Qualities of a programming language

A programming language is the medium through which an intent (software design) is expressed (program development), acted upon (program execution), and reasoned about (verification). It would be a mistake to argue that, with sufficient dedication, effort, time and cleverness, good software can be written in any programming language. Although this may be true in principle, in reality, the choice of an adequate programming language can be the deciding factor between software that works and software that does not, or even cannot be developed at all.

We believe, in particular, that it is crucial for a programming language to be safe, expressive, to encourage modularity, and to have a simple, well-defined semantics.

The safety of a programming language is usually achieved via a combination of design decisions, compile-time type-checking, and runtime checking.
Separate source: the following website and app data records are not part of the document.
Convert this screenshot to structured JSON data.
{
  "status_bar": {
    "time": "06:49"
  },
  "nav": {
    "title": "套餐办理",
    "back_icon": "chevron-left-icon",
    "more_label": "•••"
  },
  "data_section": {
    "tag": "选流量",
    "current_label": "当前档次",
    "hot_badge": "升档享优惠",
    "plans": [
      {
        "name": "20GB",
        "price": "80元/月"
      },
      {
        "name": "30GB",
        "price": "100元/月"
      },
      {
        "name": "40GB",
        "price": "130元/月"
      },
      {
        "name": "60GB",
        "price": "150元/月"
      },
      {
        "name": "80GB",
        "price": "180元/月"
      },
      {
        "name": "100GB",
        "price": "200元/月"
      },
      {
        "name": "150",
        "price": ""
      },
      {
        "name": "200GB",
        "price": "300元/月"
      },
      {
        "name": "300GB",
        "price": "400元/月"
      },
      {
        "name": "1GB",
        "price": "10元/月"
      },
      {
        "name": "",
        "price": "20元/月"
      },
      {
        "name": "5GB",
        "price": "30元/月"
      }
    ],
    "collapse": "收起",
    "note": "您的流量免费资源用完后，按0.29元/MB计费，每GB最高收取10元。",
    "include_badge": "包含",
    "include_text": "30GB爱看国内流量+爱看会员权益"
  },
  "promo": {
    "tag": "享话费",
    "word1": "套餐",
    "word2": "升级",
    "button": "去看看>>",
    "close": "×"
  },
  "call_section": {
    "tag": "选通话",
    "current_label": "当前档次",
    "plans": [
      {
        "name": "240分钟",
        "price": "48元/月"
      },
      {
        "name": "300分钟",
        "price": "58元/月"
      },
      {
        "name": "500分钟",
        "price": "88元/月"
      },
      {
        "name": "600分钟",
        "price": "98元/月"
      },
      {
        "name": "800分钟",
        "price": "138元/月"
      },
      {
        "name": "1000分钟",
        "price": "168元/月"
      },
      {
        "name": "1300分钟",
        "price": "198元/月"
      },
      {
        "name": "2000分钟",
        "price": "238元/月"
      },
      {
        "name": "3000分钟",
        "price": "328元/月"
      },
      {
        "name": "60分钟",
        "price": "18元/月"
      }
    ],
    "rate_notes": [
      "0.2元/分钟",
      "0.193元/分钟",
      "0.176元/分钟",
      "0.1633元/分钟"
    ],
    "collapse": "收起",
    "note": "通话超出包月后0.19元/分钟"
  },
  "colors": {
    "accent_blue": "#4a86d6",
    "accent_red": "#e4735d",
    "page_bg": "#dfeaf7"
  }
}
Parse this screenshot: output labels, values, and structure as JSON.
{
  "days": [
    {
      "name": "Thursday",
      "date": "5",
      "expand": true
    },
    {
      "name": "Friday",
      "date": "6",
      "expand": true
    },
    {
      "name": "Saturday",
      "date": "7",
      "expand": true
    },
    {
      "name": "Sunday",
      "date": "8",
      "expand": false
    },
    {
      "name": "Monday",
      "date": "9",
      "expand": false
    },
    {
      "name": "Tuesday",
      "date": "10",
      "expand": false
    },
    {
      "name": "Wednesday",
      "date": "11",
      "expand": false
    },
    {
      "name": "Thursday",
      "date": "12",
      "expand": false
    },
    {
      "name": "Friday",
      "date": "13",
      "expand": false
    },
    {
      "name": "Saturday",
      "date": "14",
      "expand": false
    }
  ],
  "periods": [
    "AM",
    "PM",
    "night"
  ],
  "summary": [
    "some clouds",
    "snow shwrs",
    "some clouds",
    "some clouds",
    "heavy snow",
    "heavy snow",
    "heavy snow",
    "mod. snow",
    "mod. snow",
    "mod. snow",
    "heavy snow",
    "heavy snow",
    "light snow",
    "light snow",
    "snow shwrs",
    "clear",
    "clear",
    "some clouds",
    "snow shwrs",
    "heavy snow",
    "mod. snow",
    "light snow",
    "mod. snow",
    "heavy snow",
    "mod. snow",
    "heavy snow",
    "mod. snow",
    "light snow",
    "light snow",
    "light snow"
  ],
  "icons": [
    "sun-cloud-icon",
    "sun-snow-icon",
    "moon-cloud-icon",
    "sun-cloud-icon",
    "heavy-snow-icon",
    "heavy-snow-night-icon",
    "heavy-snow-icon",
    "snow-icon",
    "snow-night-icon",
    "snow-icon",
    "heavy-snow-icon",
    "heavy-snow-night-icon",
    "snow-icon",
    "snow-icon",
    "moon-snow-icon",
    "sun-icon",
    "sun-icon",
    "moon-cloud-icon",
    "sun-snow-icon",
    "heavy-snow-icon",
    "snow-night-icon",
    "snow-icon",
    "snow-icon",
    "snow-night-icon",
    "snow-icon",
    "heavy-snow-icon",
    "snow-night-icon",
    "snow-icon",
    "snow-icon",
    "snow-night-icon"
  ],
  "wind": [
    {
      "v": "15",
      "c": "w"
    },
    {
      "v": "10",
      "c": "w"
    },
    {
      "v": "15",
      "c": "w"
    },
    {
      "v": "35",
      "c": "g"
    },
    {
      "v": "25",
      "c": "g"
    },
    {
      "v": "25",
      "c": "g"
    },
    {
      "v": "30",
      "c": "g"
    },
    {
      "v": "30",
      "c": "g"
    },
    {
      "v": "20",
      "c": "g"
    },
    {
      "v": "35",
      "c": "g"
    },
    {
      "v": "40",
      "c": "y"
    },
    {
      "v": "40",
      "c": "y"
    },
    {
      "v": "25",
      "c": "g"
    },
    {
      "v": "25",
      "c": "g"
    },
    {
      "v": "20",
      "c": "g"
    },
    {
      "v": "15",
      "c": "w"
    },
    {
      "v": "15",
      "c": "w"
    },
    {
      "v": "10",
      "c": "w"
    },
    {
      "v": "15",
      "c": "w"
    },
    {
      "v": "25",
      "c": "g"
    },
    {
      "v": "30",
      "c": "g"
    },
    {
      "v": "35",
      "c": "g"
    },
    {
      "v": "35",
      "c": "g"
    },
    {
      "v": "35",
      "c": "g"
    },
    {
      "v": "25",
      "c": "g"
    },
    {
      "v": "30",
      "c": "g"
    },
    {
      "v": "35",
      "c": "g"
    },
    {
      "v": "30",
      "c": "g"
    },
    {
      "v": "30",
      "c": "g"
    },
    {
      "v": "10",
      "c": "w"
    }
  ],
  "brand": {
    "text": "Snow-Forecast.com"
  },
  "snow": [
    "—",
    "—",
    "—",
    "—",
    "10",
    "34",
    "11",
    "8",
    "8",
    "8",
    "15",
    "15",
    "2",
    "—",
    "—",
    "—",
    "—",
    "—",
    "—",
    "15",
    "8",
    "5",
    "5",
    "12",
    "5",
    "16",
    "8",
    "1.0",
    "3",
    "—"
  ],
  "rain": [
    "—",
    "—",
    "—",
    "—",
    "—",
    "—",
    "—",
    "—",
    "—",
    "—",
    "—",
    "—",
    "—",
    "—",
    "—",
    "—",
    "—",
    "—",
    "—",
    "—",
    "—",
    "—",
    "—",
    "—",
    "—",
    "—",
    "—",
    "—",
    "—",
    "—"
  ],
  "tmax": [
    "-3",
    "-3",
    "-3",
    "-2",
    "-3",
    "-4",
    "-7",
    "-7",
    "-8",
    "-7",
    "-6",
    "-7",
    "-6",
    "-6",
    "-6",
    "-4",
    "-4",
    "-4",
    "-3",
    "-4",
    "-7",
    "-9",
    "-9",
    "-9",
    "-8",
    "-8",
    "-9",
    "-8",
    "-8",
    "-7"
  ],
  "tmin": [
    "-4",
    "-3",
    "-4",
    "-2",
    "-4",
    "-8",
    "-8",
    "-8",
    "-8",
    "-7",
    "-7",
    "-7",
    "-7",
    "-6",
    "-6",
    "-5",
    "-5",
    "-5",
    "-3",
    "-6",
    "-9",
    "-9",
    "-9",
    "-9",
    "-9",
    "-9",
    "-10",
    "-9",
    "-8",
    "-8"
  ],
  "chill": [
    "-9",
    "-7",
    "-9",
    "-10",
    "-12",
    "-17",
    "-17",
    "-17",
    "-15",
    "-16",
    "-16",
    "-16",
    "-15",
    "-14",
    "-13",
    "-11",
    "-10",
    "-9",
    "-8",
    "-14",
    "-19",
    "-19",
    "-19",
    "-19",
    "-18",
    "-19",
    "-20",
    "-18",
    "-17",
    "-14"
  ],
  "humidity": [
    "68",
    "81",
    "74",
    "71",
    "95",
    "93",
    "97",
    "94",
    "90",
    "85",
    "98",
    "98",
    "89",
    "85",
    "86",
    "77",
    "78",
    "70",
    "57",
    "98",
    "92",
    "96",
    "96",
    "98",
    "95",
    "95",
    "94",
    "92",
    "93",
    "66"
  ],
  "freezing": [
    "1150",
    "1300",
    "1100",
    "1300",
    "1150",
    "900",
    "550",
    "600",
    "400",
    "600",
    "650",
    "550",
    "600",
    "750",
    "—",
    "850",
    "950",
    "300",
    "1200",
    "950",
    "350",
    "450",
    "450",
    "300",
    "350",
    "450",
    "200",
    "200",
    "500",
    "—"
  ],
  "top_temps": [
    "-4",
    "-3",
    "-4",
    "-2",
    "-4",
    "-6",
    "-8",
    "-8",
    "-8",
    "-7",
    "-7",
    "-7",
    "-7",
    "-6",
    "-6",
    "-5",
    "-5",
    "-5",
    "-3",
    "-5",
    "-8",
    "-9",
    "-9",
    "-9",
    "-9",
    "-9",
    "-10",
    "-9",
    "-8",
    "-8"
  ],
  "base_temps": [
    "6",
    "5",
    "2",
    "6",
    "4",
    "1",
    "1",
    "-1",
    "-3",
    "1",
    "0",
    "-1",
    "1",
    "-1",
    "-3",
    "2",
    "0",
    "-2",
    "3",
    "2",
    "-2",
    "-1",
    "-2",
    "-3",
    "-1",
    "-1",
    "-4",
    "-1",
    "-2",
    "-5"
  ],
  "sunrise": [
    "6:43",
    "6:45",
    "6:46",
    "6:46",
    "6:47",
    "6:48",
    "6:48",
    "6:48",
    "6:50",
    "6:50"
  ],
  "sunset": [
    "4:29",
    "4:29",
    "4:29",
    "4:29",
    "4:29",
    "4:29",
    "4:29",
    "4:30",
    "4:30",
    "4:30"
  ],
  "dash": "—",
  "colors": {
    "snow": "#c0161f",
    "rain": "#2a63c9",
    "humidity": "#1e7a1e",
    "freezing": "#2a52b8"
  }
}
As an example design decision, memory deallocation, a dangerous operation, can be placed outside of the programmer's control. As an example of compile-time type-checking, attempting to use an integer as if it were a pointer can be considered a type error; a program that attempts to do this is then rejected by the compiler before it is executed. Finally, as an example of runtime checking, attempting to access an array outside of its bounds can be considered a runtime error: if a program attempts to do this, then its execution is aborted.

Type-checking can be viewed as an automated means of establishing certain correctness properties of programs. Thus, type-checking is a form of “lightweight formal methods” that provides weak guarantees but whose burden seems acceptable to most programmers. However, type-checking is more than just a program analysis that detects a class of programming errors at compile time. Indeed, types offer a language in which the interaction between one program component and the rest of the program can be formally described. Thus, they can be used to express a high-level description of the service provided by this component (i.e., its API), independently of its implementation. At the same time, they protect this component against misuse by other components. In short, “type structure is a syntactic discipline for enforcing levels of abstraction”. In other words, types offer basic support for expressiveness and modularity, as described above.

For this reason, types play a central role in programming language design. They have been and remain a fundamental research topic in our group. More generally, the design of new programming languages and new type systems and the proof of their safety has been and remains an important theme. The continued evolution of OCaml, as well as the design and formalization of Mezzo [2], are examples.